Some water plants tend to outlast others. The rosemary, for example may last for as long as six years in water. But that cannot be said of basil, which last just for a year or a little over a year.
It’s one thing to be able to plant water plants and is another to be conversant with different cultivating systems associated with hydroponics. We shall discuss the basic cultivating systems that are suitable for beginners.
There are three basic hydroponic system for beginners – the wick, water culture, and ebb and flow system. These systems are basic because they don’t require so much funds to setup. You can get the components from online retailers and hydroponic stores.
The wick system is the simplest form of hydroponic systems to setup. That’s because there are no parts that are moving. It’s a mechanical system that has two containers – one that contains a reservoir filled with water and nutrients, and the other, filled with a growing medium. There is a wick that connects the two containers, which draws up nutrients and water into the growing medium. The nutrients and water are then absorbed by the roots of the plants.
For small plants that do not absorb water so much like herbs, this hydroponic system will work well. However, it may not work well for plants that absorb too much water. E.g lettuce.
Water Culture System
Like the wick system, this one is also simple to setup. This system involves placing plants in an expanded polystyrene foam that sits on top of the reservoir holding the nutrient-filled water. A bubbler air pump is installed in the reservoir to deliver oxygen to the roots of the plants. Unlike the wick system, this one works best for water-absorbing plants.
Ebb and Flow Systems
This hydroponic system is more complicated than the other two. The benefit of setting up this system is that it allows you to control factors such as temperature, humidity, etc.
To setup this system, you will need to flood the growing medium with water and nutrient solution, and then drain it back to the reservoir with a submersible pump. The submersible pump usually comes with a timer, which you can use to control plant factors.
Other hydroponic systems include Nutrients Film Technique (NTF), Aeroponic system, etc. These hydroponic systems are advanced and are mostly used by experts.
Planting water plants has never been easier, and there is a continuous interest into how to grow plants in water. These days, people are inventive, and trying different methods to beautify their environments, purify the air they breathe, and grow their pockets. With the rise in the use of automobiles and locomotive engines, industries, and others, the air has been somewhat polluted and toxic. Growing plants is one great method to clean this toxic and polluted air.

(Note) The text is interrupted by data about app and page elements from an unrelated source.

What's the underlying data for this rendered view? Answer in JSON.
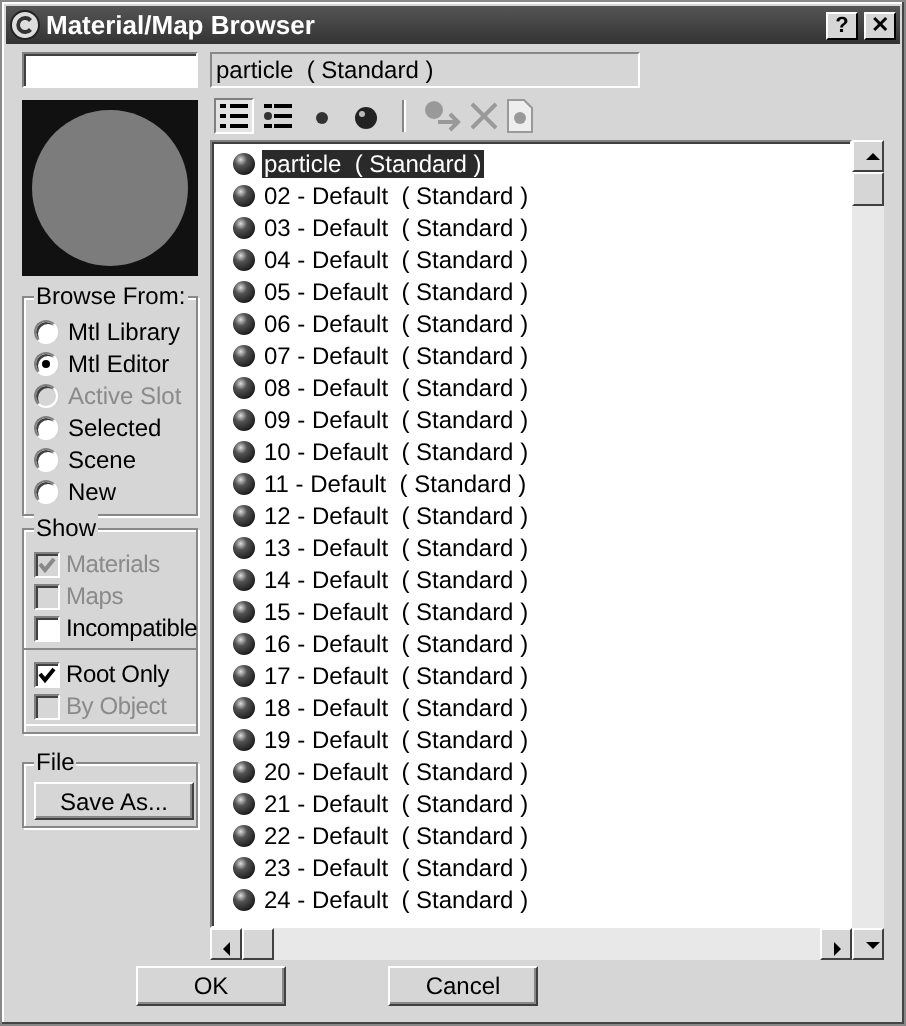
{
  "window": {
    "title": "Material/Map Browser",
    "help_button": "?",
    "close_button": "✕"
  },
  "current_name": "particle  ( Standard )",
  "view_buttons": [
    {
      "kind": "list",
      "selected": true
    },
    {
      "kind": "list-icons",
      "selected": false
    },
    {
      "kind": "small-icons",
      "selected": false
    },
    {
      "kind": "large-icons",
      "selected": false
    }
  ],
  "browse_from": {
    "title": "Browse From:",
    "options": [
      {
        "label": "Mtl Library",
        "selected": false,
        "disabled": false
      },
      {
        "label": "Mtl Editor",
        "selected": true,
        "disabled": false
      },
      {
        "label": "Active Slot",
        "selected": false,
        "disabled": true
      },
      {
        "label": "Selected",
        "selected": false,
        "disabled": false
      },
      {
        "label": "Scene",
        "selected": false,
        "disabled": false
      },
      {
        "label": "New",
        "selected": false,
        "disabled": false
      }
    ]
  },
  "show": {
    "title": "Show",
    "options": [
      {
        "label": "Materials",
        "checked": true,
        "disabled": true
      },
      {
        "label": "Maps",
        "checked": false,
        "disabled": true
      },
      {
        "label": "Incompatible",
        "checked": false,
        "disabled": false
      }
    ],
    "filters": [
      {
        "label": "Root Only",
        "checked": true,
        "disabled": false
      },
      {
        "label": "By Object",
        "checked": false,
        "disabled": true
      }
    ]
  },
  "file": {
    "title": "File",
    "button": "Save As..."
  },
  "materials": [
    {
      "label": "particle  ( Standard )",
      "selected": true
    },
    {
      "label": "02 - Default  ( Standard )",
      "selected": false
    },
    {
      "label": "03 - Default  ( Standard )",
      "selected": false
    },
    {
      "label": "04 - Default  ( Standard )",
      "selected": false
    },
    {
      "label": "05 - Default  ( Standard )",
      "selected": false
    },
    {
      "label": "06 - Default  ( Standard )",
      "selected": false
    },
    {
      "label": "07 - Default  ( Standard )",
      "selected": false
    },
    {
      "label": "08 - Default  ( Standard )",
      "selected": false
    },
    {
      "label": "09 - Default  ( Standard )",
      "selected": false
    },
    {
      "label": "10 - Default  ( Standard )",
      "selected": false
    },
    {
      "label": "11 - Default  ( Standard )",
      "selected": false
    },
    {
      "label": "12 - Default  ( Standard )",
      "selected": false
    },
    {
      "label": "13 - Default  ( Standard )",
      "selected": false
    },
    {
      "label": "14 - Default  ( Standard )",
      "selected": false
    },
    {
      "label": "15 - Default  ( Standard )",
      "selected": false
    },
    {
      "label": "16 - Default  ( Standard )",
      "selected": false
    },
    {
      "label": "17 - Default  ( Standard )",
      "selected": false
    },
    {
      "label": "18 - Default  ( Standard )",
      "selected": false
    },
    {
      "label": "19 - Default  ( Standard )",
      "selected": false
    },
    {
      "label": "20 - Default  ( Standard )",
      "selected": false
    },
    {
      "label": "21 - Default  ( Standard )",
      "selected": false
    },
    {
      "label": "22 - Default  ( Standard )",
      "selected": false
    },
    {
      "label": "23 - Default  ( Standard )",
      "selected": false
    },
    {
      "label": "24 - Default  ( Standard )",
      "selected": false
    }
  ],
  "buttons": [
    "OK",
    "Cancel"
  ]
}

Due to the rapid growth of global population, it has become a necessity to find alternative ways to grow plants faster and bigger. Hydroponics solve all that. This system can accelerate the growth of agriculture by cutting down on water usage and space.
With the steps discussed here, you simply can’t fail in planting water plants. Watching them grow is also a joy to behold, especially if you grow it indoors. Planting water plants is beneficial physically, financial, and otherwise.